This question is timely because of the controversy that recently emerged in the Romance Writers of America. That organization is in crisis because of how they handled a charge of racism made by one writer about another. And while romance and erotica are not the same things, they are related. In erotica, the erotic aspect of a woman’s life is part of her character development. In romance, the heroine and the hero enjoy sexual experiences on their way to a happy romantic ending. We have a long way to go to create a fully inclusive community of older erotic writers. I know many older queer women, as well as straight women, who write erotica. But the women I know who write erotica after midlife are mostly white, middle class, and able-bodied. I hope that women with more diverse backgrounds and life experience are able to come together in groups to write.
In your opinion, what are the best things for women that come with ageing?
For those of us who enjoy the privilege of retiring in good health, ageing can be a chance to do everything you wished you could do earlier in life when you were too busy. I took up weightlifting at 65 and am just starting to explore Tai Chi. I’m making new friends, travelling, hosting writing and collage workshops, and have just finished writing my first screenplay. I still enjoy reading about biotechnology and doing some consulting, but for me, as for many women, this is a time to develop new passions. My wish is for every woman to age playfully, and for those who choose, to write disgracefully.
Nowadays menopause seems to be a very trendy topic for the press but sometimes the way it is covered reminds us more of disease to overcome than a natural stage of our midlife. What are your opinions on this?
Like childbirth, menopause is a many-faceted life experience that involves developmental and spiritual changes as well as medical aspects. I remember when the natural childbirth movement spurred a partnership between midwives and physicians, and that kind of partnership would be an ideal approach to menopause as well. We, women, know our own bodies best and need to be on the team that plans our care. With so many of us now in menopause or living in the years after menopause, we can and should be advocating for that kind of partnership. We focus on menopause from a medical standpoint partly because it is not well understood. Too often, the male body is considered the default and the female body is considered a sort of variant. We need to advocate for the female body to receive the same research dollars, the same level of attention, as the male body. By now the effects of estrogen treatment on everything from cardiac disease to Alzheimer’s should be much clearer. And, too, management of Genitourinary Syndrome of Menopause (GSM), which affects half of all women after menopause, should have received as much research attention and funding as genitourinary conditions in older males. More knowledge and better treatment will enhance our freedom to age playfully.

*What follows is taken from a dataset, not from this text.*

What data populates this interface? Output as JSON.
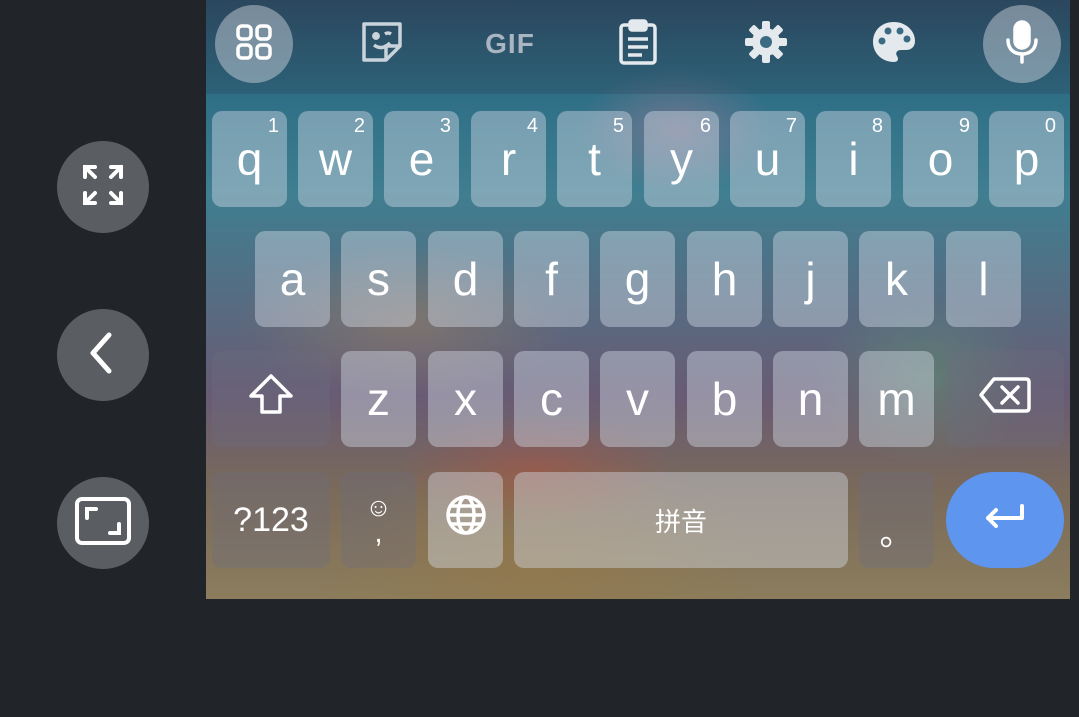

Here at CrunchyTales we do believe playful women don’t get old. Is being an “Elderotica Writer” a way to smile at the time passing by?
Writing erotica as an older woman is a great way to reframe ageing as a time of exploration. Telling our stories helps us connect with every aspect of our being, with who we are now and who we have been at each stage of life. Through writing, we enjoy the freedom to remember and to fantasize. We recapture our own bodies and celebrate the gifts we enjoy each day.
Stella, what projects are up next for you?
I’ve just finished writing a screenplay called Brilliant Charming Bastard, about three women scientists in their sixties who discover they are dating the same con man. When they learn he has been stealing their ideas, they decide the best revenge is getting rich. Next, I’m writing a novel version of the same story. I’m also planning to publish a series of stories online. More to come on that subject!